Data provided Block Start

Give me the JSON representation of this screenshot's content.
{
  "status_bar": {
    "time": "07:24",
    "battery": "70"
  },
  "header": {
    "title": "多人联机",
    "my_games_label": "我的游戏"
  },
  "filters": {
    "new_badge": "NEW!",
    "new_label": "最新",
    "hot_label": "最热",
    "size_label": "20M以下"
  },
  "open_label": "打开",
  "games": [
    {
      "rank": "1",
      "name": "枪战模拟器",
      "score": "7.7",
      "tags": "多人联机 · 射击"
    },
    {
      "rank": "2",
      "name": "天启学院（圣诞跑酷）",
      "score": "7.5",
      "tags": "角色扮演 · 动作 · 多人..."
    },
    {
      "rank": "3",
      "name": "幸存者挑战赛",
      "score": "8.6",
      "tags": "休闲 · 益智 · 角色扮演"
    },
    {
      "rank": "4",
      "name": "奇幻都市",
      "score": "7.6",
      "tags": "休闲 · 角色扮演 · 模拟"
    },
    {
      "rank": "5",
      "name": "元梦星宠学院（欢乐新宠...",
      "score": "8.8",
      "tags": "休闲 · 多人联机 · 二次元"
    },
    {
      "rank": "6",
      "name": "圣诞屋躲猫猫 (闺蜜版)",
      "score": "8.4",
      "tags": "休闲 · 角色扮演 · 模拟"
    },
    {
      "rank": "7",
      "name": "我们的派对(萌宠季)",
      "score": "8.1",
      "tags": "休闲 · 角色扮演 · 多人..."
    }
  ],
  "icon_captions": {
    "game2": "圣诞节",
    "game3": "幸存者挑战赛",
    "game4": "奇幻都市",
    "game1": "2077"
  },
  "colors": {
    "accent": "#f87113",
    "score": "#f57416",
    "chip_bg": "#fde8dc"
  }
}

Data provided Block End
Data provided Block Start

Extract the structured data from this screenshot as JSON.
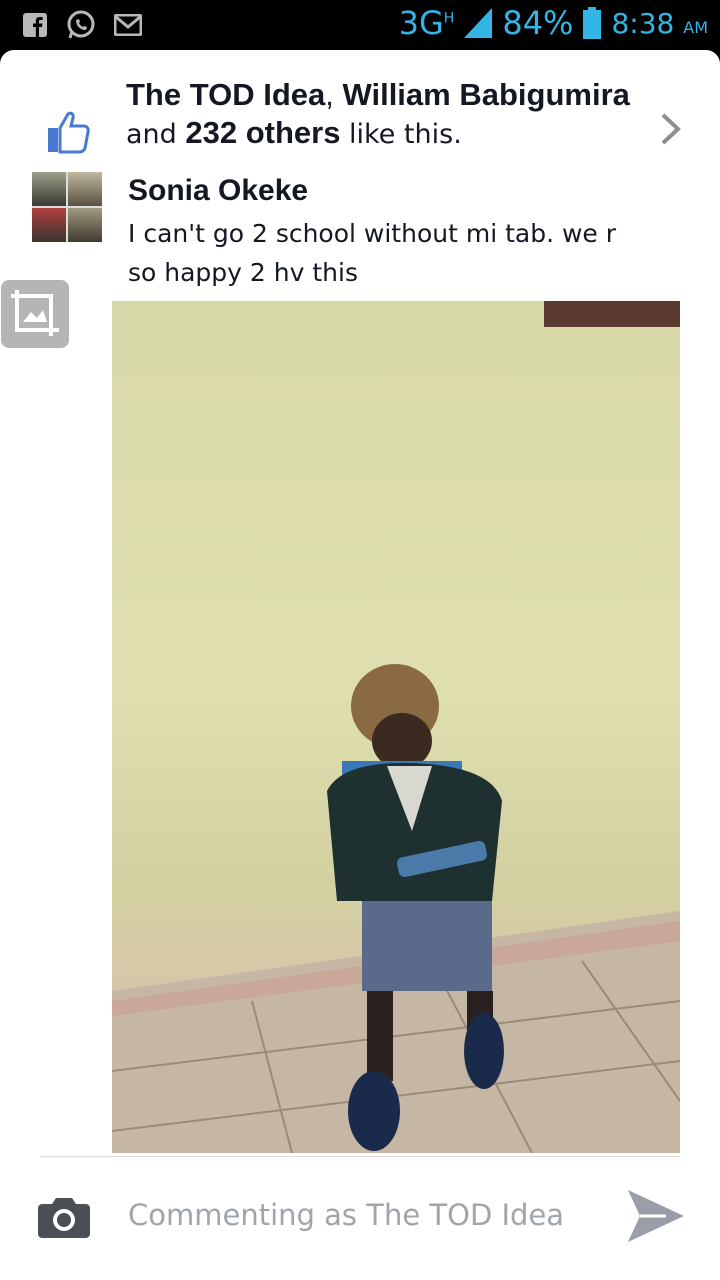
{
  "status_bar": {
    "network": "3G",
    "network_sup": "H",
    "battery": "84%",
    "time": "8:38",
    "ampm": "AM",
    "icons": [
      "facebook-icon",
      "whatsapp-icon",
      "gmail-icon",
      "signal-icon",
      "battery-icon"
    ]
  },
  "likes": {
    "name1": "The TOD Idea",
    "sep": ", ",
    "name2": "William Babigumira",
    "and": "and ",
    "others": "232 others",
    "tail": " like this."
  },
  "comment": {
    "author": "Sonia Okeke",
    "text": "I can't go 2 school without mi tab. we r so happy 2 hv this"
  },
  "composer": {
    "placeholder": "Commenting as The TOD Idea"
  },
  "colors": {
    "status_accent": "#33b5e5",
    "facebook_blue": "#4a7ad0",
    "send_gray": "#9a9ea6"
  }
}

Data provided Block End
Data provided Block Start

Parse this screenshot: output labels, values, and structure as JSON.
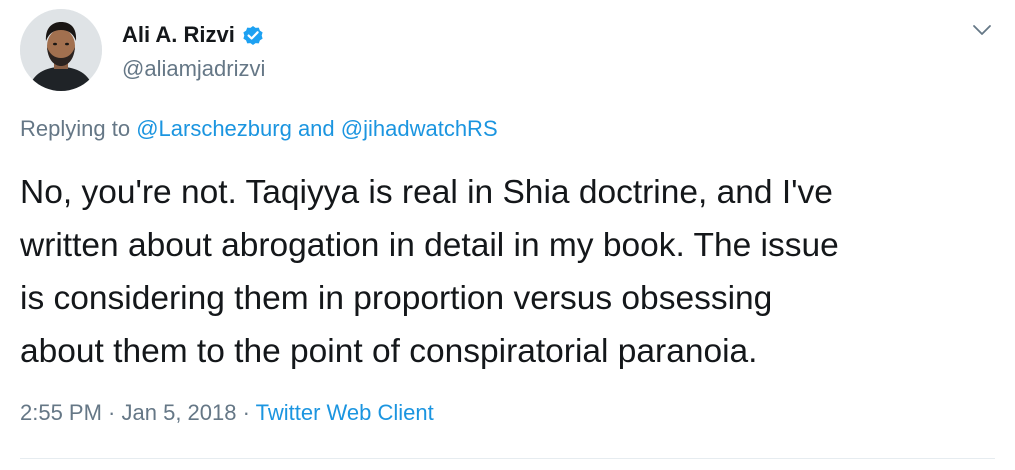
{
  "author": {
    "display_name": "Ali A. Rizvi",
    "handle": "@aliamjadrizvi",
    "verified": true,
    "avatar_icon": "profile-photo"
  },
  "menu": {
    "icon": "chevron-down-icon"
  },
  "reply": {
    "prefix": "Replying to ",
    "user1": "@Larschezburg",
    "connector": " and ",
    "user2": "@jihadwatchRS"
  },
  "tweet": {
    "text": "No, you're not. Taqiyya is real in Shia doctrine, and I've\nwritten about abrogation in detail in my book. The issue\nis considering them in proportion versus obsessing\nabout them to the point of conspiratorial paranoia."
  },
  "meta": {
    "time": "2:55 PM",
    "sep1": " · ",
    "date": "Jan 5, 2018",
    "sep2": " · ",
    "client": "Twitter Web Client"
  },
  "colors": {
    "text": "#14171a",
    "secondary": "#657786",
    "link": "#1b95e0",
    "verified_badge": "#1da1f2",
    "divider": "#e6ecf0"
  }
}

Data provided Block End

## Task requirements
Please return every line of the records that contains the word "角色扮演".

## Output of the task
      "tags": "角色扮演 · 动作 · 多人..."
      "tags": "休闲 · 益智 · 角色扮演"
      "tags": "休闲 · 角色扮演 · 模拟"
      "tags": "休闲 · 角色扮演 · 模拟"
      "tags": "休闲 · 角色扮演 · 多人..."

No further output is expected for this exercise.